Tony Burton, a veteran character actor best known for brief but memorable turns as a tough, no-nonsense trainer and cornerman in Sylvester Stallone’s first six “Rocky” films, has died at age 78.
Burton died of pneumonia Thursday at a Southern California hospital, his wife, Aurelain “Rae” Burton, said Friday.
Failing health had prevented him from appearing in “Creed,” the seventh “Rocky” movie and the one for which Stallone is nominated for a best supporting actor Oscar at Sunday’s Academy Awards.
“People would always ask him, ‘What’s Sylvester Stallone like,’ his wife recalled with a chuckle. “He’d just say, ‘Sylvester’s a nice guy.’ That’s all he’d ever say.”
Burton, a former boxer himself, had a long career as a character actor.
He appeared in “The Shining” and “Stir Crazy” and was one of the ballplayers in the 1976 film “The Bingo Long Traveling All-Stars & Motor Kings.”
He was a regular in the television series “Frank’s Place” and appeared in “Chicago Hope,” ”The Rockford Files” and “Sanford and Son.”
His last major film was 2006’s “Rocky Balboa,” in which he prepares the nearly 60-year-old Rocky Balboa character played by Stallone for an exhibition against the current champion, telling Balboa to “bring some hurtin’ bombs.”
In the first two Rocky films, his character, Tony “Duke” Evers, was trainer and manager to Rocky’s world-champion opponent, Apollo Creed, played by Carl Weathers.
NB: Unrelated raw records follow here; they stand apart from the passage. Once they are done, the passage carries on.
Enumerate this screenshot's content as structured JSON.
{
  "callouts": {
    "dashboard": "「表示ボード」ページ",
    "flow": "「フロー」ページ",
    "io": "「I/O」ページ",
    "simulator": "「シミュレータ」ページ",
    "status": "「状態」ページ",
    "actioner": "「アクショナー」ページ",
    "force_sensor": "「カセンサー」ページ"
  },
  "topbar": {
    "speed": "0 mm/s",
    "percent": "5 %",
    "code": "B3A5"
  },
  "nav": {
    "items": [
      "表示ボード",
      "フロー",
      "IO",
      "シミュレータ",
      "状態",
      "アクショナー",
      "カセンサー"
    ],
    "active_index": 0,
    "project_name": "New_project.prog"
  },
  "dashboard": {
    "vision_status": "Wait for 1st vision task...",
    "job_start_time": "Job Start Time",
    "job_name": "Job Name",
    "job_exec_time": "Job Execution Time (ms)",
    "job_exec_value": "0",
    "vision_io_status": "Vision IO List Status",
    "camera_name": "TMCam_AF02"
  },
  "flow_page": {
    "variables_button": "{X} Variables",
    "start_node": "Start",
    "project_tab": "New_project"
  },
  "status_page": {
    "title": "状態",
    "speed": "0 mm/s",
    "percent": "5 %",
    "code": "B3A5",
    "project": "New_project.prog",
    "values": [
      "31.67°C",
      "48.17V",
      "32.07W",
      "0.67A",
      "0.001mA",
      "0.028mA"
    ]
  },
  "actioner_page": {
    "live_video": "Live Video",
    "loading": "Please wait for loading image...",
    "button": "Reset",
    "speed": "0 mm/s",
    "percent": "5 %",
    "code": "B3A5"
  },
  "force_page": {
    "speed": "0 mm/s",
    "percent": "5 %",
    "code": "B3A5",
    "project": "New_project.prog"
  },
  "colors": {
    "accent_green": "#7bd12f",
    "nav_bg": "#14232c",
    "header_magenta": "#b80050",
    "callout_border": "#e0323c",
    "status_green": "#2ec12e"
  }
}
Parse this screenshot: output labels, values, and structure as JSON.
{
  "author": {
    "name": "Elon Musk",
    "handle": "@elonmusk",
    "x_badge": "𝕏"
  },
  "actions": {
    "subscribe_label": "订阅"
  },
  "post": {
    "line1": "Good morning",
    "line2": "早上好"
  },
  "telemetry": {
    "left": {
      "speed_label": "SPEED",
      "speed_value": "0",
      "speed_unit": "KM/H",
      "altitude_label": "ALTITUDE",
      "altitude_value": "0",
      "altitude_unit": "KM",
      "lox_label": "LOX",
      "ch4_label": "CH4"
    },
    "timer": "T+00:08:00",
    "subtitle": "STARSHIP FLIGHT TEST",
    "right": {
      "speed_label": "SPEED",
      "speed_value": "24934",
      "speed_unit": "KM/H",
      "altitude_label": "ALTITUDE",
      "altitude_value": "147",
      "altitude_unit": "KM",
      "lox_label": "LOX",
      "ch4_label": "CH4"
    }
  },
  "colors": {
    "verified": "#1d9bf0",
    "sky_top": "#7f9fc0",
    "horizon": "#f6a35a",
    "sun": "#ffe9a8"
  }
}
In “Rocky II,” Burton tries to talk the champion, who barely won that first fight, out of giving Balboa a rematch.
“He’s all wrong for us, baby,” his character says. “I saw you beat that man like I never saw no man get beat before and the man kept coming after you. … Let it go.”
Born and raised in Flint, Michigan, Burton was a top Golden Gloves boxer in his youth and had a brief professional boxing career.
In addition to his wife of 36 years, he is survived by his son, Jomo and daughters Juanita and Christal. Another son, Martin, preceded him in death.